The Association of American Universities, making its first expansion in nearly a decade, announced Wednesday that it has invited the Georgia Institute of Technology to become a member. Georgia Tech is the 63rd university to join the selective group, which represents the interests of research institutions in the halls of the federal government.
The invitation, eagerly sought and immediately accepted, was described by both the association and Georgia Tech as affirming recognition of the institution as one of the nation's top graduate research universities.
"We're very excited," Georgia Tech's president, G.P. (Bud) Peterson, said in an interview. Membership puts the university in the room during important national policy discussions, he said. "When the president, Congress, industry, business want to try to understand the position of academia, one of the places they often go is the AAU," he said, "and they'll seek advice, guidance, and input from that organization on a whole host of issues."
There is also a prestige factor. "When you look at the member institutions in AAU, these are some of the finest institutions in the country, and Georgia Tech is proud and honored to have been invited to participate," Mr. Peterson said.
The AAU extended the invitation after studying Georgia Tech for several years, said the association's president, Robert M. Berdahl. "Georgia Tech has clearly emerged as a very, very strong research and graduate institution," Mr. Berdahl said. Before Georgia Tech, the two most recent admissions were the State University of New York at Stony Brook and Texas A&M University, both in 2001. (See an interactive timeline and map of admitted institutions.)
AAU affiliation has become a standard thumbnail definition of the prominence of a research institution. The eligibility criteria include objective factors such as the amount of federal grants and the number of faculty awards and research citations. Georgia Tech pulled in $281.2-million in federal research money in 2008, the most recent year for which figures are available, according to the National Science Foundation. That was the second-largest total of any comprehensive American academic institution that was not an AAU member.
Criteria also include a subjective assessment by current members of whether they feel a particular institution is worthy of joining them, with a three-fourths approval vote required for admission.

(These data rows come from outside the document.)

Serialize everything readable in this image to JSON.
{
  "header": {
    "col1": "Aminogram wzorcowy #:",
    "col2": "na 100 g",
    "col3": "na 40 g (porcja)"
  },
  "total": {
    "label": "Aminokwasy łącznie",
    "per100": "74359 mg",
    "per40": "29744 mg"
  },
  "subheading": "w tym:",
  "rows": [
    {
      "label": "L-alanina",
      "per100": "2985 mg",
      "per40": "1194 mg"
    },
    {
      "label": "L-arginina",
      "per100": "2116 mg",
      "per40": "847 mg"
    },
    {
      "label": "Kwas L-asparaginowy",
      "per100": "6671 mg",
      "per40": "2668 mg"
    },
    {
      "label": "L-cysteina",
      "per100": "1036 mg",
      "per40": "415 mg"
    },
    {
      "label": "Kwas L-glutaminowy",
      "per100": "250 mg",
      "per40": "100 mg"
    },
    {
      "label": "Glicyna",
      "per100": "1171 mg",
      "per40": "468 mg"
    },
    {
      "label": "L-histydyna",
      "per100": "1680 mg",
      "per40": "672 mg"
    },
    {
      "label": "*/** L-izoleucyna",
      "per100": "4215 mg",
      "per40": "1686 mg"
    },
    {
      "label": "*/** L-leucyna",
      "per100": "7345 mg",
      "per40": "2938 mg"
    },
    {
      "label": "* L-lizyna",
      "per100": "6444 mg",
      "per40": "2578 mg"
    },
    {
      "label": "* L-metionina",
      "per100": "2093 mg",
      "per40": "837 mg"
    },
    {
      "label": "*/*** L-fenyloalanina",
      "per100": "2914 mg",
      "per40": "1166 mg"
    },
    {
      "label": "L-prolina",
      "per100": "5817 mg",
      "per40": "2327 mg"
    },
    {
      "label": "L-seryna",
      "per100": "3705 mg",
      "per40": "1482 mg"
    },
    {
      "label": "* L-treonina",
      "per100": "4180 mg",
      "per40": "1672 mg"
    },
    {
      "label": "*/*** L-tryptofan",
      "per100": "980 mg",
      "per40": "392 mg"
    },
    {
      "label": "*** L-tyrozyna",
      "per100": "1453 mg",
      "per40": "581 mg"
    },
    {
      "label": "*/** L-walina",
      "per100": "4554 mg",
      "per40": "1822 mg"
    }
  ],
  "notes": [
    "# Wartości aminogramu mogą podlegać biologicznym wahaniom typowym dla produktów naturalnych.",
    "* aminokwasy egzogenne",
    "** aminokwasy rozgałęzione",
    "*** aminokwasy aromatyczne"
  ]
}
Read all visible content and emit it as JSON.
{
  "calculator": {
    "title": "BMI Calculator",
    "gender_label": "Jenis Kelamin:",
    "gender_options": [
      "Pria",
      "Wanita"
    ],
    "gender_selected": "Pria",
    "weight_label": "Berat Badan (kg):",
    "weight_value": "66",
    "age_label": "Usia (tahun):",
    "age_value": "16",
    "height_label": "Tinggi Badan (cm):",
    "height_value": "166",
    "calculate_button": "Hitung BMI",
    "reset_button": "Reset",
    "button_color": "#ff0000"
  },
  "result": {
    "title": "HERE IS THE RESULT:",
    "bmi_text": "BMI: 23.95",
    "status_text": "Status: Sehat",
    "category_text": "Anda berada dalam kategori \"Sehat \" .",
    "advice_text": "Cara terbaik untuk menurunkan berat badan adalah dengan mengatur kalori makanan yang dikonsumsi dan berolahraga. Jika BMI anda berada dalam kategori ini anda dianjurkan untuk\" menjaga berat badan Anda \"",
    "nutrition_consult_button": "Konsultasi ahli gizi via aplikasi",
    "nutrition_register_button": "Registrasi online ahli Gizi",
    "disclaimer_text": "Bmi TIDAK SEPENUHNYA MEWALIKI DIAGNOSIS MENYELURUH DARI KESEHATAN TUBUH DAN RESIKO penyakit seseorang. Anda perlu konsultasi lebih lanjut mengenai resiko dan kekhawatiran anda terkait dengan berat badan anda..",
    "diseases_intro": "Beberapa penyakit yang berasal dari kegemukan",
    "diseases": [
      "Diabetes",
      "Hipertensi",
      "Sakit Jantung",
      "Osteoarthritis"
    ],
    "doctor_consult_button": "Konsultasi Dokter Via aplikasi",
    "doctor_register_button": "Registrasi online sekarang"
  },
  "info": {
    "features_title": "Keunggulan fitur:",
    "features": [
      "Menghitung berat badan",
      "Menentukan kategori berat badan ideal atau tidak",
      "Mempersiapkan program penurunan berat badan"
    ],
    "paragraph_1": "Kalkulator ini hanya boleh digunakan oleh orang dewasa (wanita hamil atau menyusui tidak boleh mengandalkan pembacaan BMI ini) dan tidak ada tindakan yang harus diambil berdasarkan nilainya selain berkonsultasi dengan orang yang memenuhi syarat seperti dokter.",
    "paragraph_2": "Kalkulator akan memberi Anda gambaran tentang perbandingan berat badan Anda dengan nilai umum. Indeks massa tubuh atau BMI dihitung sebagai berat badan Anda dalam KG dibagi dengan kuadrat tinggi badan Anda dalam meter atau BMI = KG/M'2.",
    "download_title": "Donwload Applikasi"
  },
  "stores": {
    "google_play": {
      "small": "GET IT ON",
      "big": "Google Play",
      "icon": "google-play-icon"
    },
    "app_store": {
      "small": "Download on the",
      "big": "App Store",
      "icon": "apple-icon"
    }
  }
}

Georgia Tech made its case by emphasizing the quality of its programs and their breadth, especially the university's emphasis on exploring the ways in which scientific exploration affects public policy, Mr. Peterson said.
That emphasis includes ties between the sciences and the university's schools of public policy and international affairs, Mr. Peterson said. "We have very specific areas that we work in," he said, "and that is really focused on the role and impact of science, technology and engineering on society."
Mr. Peterson came to Georgia Tech last April, after serving three years as chancellor at the University of Colorado at Boulder, another AAU member. He said that he couldn't necessarily identify a specific benefit that the Boulder campus gained from AAU membership, though he cited possible examples as including intensive discussions among members about security options following the April 2007 shootings at Virginia Tech, as well as assessments of the economic stimulus measure approved last year by Congress.
Although the AAU doesn't accept applications, Georgia Tech made some lobbying efforts over the years, Mr. Peterson said. "I'd be a little disingenuous if I said that we just ignored this question, quite honestly, and didn't pay any attention to it," he said.
Mr. Berdahl said AAU members have "been watching Georgia Tech for some time," and had intended to wait for the National Research Council to issue a national review of graduate programs before making a final decision about any possible new candidates.
That review, however, has been delayed several times and is still not complete. Mr. Berdahl said that, for Georgia Tech, the AAU "concluded that we had gathered enough data that we didn't think that anything that might appear in the NRC would be contradictory to that and that we couldn't wait longer, and we should go forward."